Normally I rock with JavaScript disabling tools and part of my tin-foil-hat approach to the Internet, but I’m now seeing that the Internet is increasingly dependent on fat clients. I’ve seen blogging sites that come up empty, because they can’t lay out their content without client-side scripting and refuse to fall back gracefully.

So, I need finer granularity of control.  Part one is RequestPolicy for FireFox, similar to which (but not as fine-grained) is Cross-Domain Request Filter for Chrome.

The extensive tracking performed by Google, Facebook, Twitter et al gives me the willys. These particular organisations can be blocked by ShareMeNot, but the galling thing is that the ShareMeNot download page demands JavaScript to display a screenshot and a clickable graphical button – which could easily been implemented as an image with a href. What the hell is wrong with kids these days?

Anyway, here’s the base configuration for my browsers these days:
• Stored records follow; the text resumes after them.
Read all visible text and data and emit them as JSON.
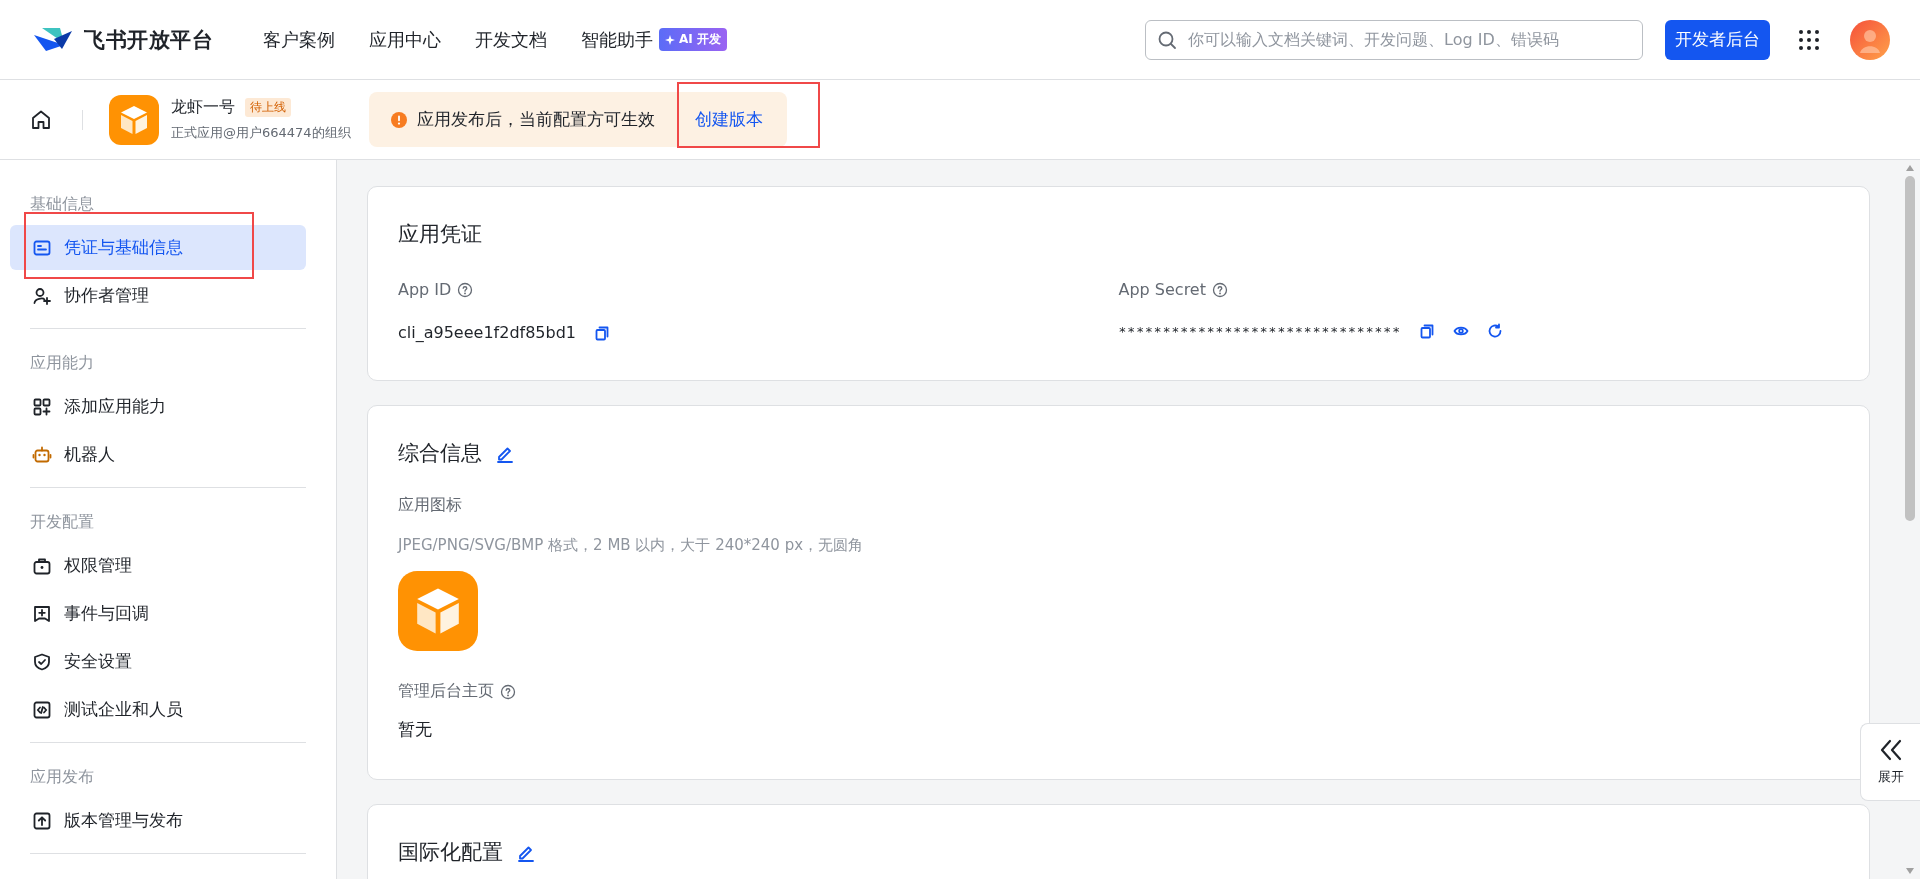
{
  "nav": {
    "logo": "飞书开放平台",
    "links": [
      {
        "label": "客户案例"
      },
      {
        "label": "应用中心"
      },
      {
        "label": "开发文档"
      },
      {
        "label": "智能助手",
        "badge": "AI 开发"
      }
    ],
    "search": {
      "placeholder": "你可以输入文档关键词、开发问题、Log ID、错误码"
    },
    "console_button": "开发者后台"
  },
  "app_header": {
    "name": "龙虾一号",
    "status": "待上线",
    "subtitle": "正式应用@用户664474的组织"
  },
  "notice": {
    "message": "应用发布后，当前配置方可生效",
    "action": {
      "label": "创建版本",
      "highlighted": true
    }
  },
  "sidebar": {
    "sections": [
      {
        "title": "基础信息",
        "items": [
          {
            "label": "凭证与基础信息",
            "selected": true,
            "highlighted": true
          },
          {
            "label": "协作者管理",
            "selected": false,
            "highlighted": false
          }
        ]
      },
      {
        "title": "应用能力",
        "items": [
          {
            "label": "添加应用能力",
            "selected": false,
            "highlighted": false
          },
          {
            "label": "机器人",
            "selected": false,
            "highlighted": false
          }
        ]
      },
      {
        "title": "开发配置",
        "items": [
          {
            "label": "权限管理",
            "selected": false,
            "highlighted": false
          },
          {
            "label": "事件与回调",
            "selected": false,
            "highlighted": false
          },
          {
            "label": "安全设置",
            "selected": false,
            "highlighted": false
          },
          {
            "label": "测试企业和人员",
            "selected": false,
            "highlighted": false
          }
        ]
      },
      {
        "title": "应用发布",
        "items": [
          {
            "label": "版本管理与发布",
            "selected": false,
            "highlighted": false
          }
        ]
      }
    ]
  },
  "cards": [
    {
      "kind": "credentials",
      "title": "应用凭证",
      "fields": [
        {
          "kind": "id",
          "label": "App ID",
          "value": "cli_a95eee1f2df85bd1"
        },
        {
          "kind": "secret",
          "label": "App Secret",
          "value": "********************************"
        }
      ]
    },
    {
      "kind": "info",
      "title": "综合信息",
      "items": [
        {
          "kind": "image",
          "label": "应用图标",
          "hint": "JPEG/PNG/SVG/BMP 格式，2 MB 以内，大于 240*240 px，无圆角"
        },
        {
          "kind": "text",
          "label": "管理后台主页",
          "value": "暂无"
        }
      ]
    },
    {
      "kind": "info",
      "title": "国际化配置"
    }
  ],
  "side_toggle": {
    "label": "展开"
  }
}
FireFox Chrome Reason
HTTPSEverywhere HTTPSEverywhere Avoid inadvertent privacy leakage
Self Destructing Cookies “Third party cookies and site data” is blocked via the browser’s Settings, manual approval of individual third party cookies. Avoid tracking; StackOverflow (for example) completely breaks without cookies
RequestPolicy Cross-Domain Request Filter for Chrome Browser security and performance, avoid tracking
NoScript NotScripts Browser security and performance, avoid tracking
AdBlock Edge Adblock Plus Ad blocking
DoNotTrackMe DoNotTrackMe Avoid tracking – use social media when you want, not all the time
Firegloves (no longer available), could replace with Blender or Blend In I’ve have had layout issues when using Firegloves and couldn’t turn it off site-by-site

A week to go for Google Reader – and… why is Feedly taking liberties with Chrome?

G Reader shuts down in a week.

I’ve been trying Feedly, but and have been trying to love it, but it’s annoying in a couple of significant ways.

Firstly, after clicking on a feed, I want to use the cursor down or Page Down key to move through the items in that feed. Unlike G Reader, Feedly doesn’t put the focus in the right place. Drives me up the wall.

Secondly, it’s embedding itself in multiple places in Chrome. First it put an icon of itself in the bottom-right of every browser tab (which even shows up in print outs, would you believe?)… and just in the last few days it’s started creating its own tab, which doesn’t even have a close icon on it. Is this conceited or what?

Feedly embeds itself into Chrome

Frankly this does not bode well for my future with Feedly, if they’re going to take liberties like this.

Perhaps it’s time to look at alternatives — even if they don’t have accompanying smartphone/iPad apps.

Anybody tried The Old Reader?

Any other good ones which are as close to Google Reader as possible?